^{2+} efflux. The second issue is about the validity of using Michaelis–Menten kinetics for modeling the uptake behavior of the transporters M and X. It is well-known that Michaelis–Menten kinetics assumes a rapid equilibrium between the enzyme and substrate to form an intermediate complex [

17]. So we need to check if the uptake of Ca

^{2+} and Mg

^{2+} through the transporters is fast enough that it could be considered as steady-state at all times. Ion channels enable rapid (~10

^{7} ion s

^{−1}) movement of selected ions through pores in biological membranes [

5]. Ca

^{2+} channel can recognize its substrate and let it permeate within 10–100 ns [

30]. Carriers (i.e., transporters) are characterized by turnover numbers that are typically 1000-fold lower than ion channels [

26]. This means the average time needed for a Ca

^{2+} to pass through the plasma membrane via the help of an ion transporter is within 10–100 μs, which is several order smaller than the time frame (in seconds) of the Ca

^{2+} peaks shown in . Moreover, Michaelis–Menten kinetics has been used in a mathematical model for describing the iron uptake behavior of plasma membrane iron transporter in the iron homeostasis system of

*Escherichia coli* (see the first term in Eq. (1) in Ref. [

43]). So here we think that it is appropriate to use Michaelis–Menten kinetics for modeling the uptake behavior of the transporters M and X.

As mentioned before, the mathematical model presented here is only valid for short-term (about 3 min) following hypertonic Ca

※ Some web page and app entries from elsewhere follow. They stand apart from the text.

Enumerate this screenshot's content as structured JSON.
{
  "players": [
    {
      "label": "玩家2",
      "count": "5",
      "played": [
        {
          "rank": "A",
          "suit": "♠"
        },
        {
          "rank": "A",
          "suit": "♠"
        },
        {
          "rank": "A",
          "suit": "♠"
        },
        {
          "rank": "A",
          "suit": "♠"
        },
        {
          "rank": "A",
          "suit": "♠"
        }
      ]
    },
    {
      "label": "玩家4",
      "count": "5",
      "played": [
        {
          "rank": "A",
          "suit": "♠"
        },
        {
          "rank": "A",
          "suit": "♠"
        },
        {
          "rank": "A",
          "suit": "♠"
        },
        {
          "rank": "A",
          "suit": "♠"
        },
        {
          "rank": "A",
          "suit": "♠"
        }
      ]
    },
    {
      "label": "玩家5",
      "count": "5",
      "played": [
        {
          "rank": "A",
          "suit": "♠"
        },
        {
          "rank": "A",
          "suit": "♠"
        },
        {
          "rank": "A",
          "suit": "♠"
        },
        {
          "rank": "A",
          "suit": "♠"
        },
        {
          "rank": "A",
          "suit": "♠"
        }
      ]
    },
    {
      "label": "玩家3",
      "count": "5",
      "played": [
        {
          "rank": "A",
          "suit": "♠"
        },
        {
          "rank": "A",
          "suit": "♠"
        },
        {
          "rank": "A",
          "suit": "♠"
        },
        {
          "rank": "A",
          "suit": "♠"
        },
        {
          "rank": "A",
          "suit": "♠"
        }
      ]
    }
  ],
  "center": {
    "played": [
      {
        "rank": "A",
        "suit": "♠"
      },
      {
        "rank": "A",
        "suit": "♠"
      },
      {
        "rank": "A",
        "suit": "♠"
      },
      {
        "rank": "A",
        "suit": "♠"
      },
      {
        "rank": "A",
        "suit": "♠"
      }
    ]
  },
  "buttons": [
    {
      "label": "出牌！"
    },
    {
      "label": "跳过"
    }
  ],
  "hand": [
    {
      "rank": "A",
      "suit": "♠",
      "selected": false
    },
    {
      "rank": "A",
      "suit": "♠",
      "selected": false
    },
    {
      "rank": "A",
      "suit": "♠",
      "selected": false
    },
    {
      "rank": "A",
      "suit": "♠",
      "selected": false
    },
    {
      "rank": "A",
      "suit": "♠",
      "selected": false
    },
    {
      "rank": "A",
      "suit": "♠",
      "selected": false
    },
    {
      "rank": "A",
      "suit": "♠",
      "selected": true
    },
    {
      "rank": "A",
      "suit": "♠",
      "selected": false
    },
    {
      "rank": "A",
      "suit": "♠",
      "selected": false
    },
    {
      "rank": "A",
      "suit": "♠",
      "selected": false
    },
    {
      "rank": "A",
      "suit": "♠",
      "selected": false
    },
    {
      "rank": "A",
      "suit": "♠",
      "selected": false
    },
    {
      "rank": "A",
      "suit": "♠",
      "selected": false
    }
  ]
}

^{2+} shock. This model needs to be modified for low extracellular Ca

^{2+} (<132 mM) because

Eq. (4) is only valid for hypertonic shock and it does not include factors such as turgor pressure which will arise in the case of low extracellular Ca

^{2+}. Moreover, for simplicity, this model assumes direct inhibition of Ca

^{2+}-bound calmodulin on both two transporters M and X, which is not backed by any experimental data. In the real cells, the relevant feedback regulation pathways may be more complicated. And the relative coarseness of the model accounts for the differences (e.g., the noticeable bias in the downward phase of the peak) shown by the comparison of with (also by comparison of with ). On the other hand, the novelty of the present work lies in that by combining computational and experimental methodology, we detect the existence of a new Mg

^{2+}-sensitive Ca

^{2+} transporter named as Transporter M on the yeast plasma membrane of

*yvc1 cch1* mutant cell working together with previously found Transporter X under hypertonic Ca

^{2+} shock. The eventual accomplishment of a complete and accurate mathematical model of dynamic Ca

^{2+} signaling networks in yeast will facilitate similar endeavors in all cell types and organisms, but doing so still requires additional mechanistic insights obtained from the fusion of experimental data and mathematical models.